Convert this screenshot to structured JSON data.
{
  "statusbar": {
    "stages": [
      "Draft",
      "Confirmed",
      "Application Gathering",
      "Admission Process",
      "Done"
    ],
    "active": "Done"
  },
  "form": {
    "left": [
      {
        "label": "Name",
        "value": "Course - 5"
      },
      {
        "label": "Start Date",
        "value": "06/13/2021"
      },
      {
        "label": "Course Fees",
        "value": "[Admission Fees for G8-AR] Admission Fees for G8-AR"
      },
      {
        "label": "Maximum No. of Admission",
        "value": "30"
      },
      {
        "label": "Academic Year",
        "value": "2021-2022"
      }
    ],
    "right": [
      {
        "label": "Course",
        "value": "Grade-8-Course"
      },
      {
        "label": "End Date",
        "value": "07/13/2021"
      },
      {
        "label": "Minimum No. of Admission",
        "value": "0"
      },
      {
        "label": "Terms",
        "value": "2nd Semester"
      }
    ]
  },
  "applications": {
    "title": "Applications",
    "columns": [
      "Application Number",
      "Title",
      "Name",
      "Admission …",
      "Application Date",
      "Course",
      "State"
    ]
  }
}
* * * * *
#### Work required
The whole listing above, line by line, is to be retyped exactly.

#### Solution below
Convert this screenshot to structured JSON data.
{
  "statusbar": {
    "stages": [
      "Draft",
      "Confirmed",
      "Application Gathering",
      "Admission Process",
      "Done"
    ],
    "active": "Done"
  },
  "form": {
    "left": [
      {
        "label": "Name",
        "value": "Course - 5"
      },
      {
        "label": "Start Date",
        "value": "06/13/2021"
      },
      {
        "label": "Course Fees",
        "value": "[Admission Fees for G8-AR] Admission Fees for G8-AR"
      },
      {
        "label": "Maximum No. of Admission",
        "value": "30"
      },
      {
        "label": "Academic Year",
        "value": "2021-2022"
      }
    ],
    "right": [
      {
        "label": "Course",
        "value": "Grade-8-Course"
      },
      {
        "label": "End Date",
        "value": "07/13/2021"
      },
      {
        "label": "Minimum No. of Admission",
        "value": "0"
      },
      {
        "label": "Terms",
        "value": "2nd Semester"
      }
    ]
  },
  "applications": {
    "title": "Applications",
    "columns": [
      "Application Number",
      "Title",
      "Name",
      "Admission …",
      "Application Date",
      "Course",
      "State"
    ]
  }
}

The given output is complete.